- Erin K Ferenchick, assistant clinical professor of medicine1,
- Parashar Ramanuj, consultant psychiatrist, senior research fellow23,
- Harold Alan Pincus, professor and vice chair, co-director, senior scientist456
- 1Center for Family and Community Medicine, Columbia University Medical Center, New York, NY, USA
- 2Royal National Orthopaedic Hospital
- 3RAND Europe
- 4Department of Psychiatry, Columbia University, New York State Psychiatric Institute, New York, NY, USA
- 5Irving Institute for Clinical and Translational Research, Columbia University, New York, NY, USA
- 6RAND Corporation, Pittsburgh, PA, USA
- Correspondence to: E K Ferenchick
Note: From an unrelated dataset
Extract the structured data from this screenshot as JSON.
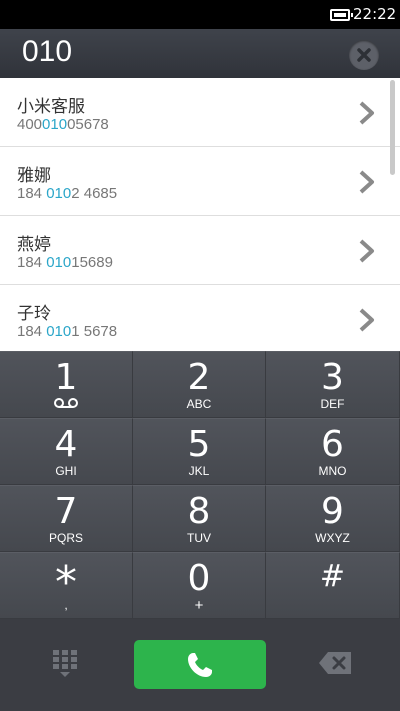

Depression is a common and heterogeneous condition with a chronic and recurrent natural course that is frequently seen in the primary care setting. Primary care providers play a central role in managing depression and concurrent physical comorbidities, and they face challenges in diagnosing and treating the condition. In this two part series, we review the evidence available to help to guide primary care providers and practices to recognize and manage depression. In this first of two reviews, we outline an approach to screening and diagnosing depression in primary care that evaluates current evidence based guidelines and applies the recommendations to clinical practice. The second review presents an evidence based approach to the treatment of depression in primary care, detailing the recommended lifestyle, drug, and psychological interventions at the individual level. It also highlights strategies that are being adopted at an organizational level to manage depression more effectively in primary care.
Series explanation: State of the Art Reviews are commissioned on the basis of their relevance to academics and specialists in the US and internationally. For this reason they are written predominantly by US authors
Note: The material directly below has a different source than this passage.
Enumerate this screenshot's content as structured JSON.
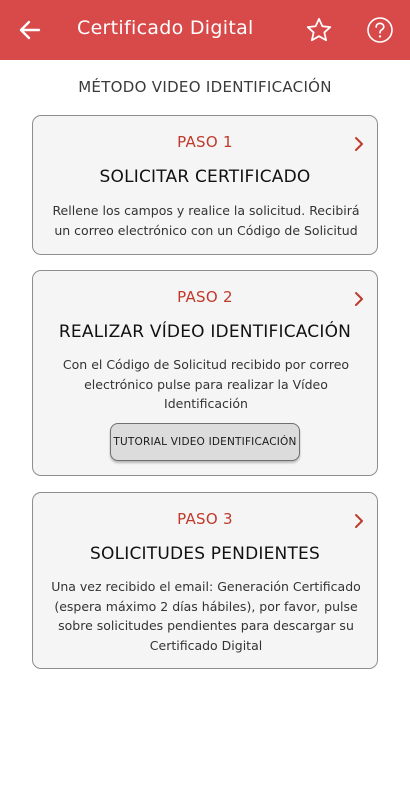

Contributors: All three authors made substantial contributions to the conception or design of the work and the acquisition, analysis, or interpretation of data for the work and to drafting the work or revising it critically for important intellectual content; had final approval of the version to be published; and agree to be accountable for all aspects of the work in ensuring that questions related to the accuracy or integrity of any part of the work are appropriately investigated and resolved.
Competing interests: We have read and understood the BMJ policy on declaration of interests and declare the following interests: none.
Provenance and peer review: Commissioned; externally peer reviewed.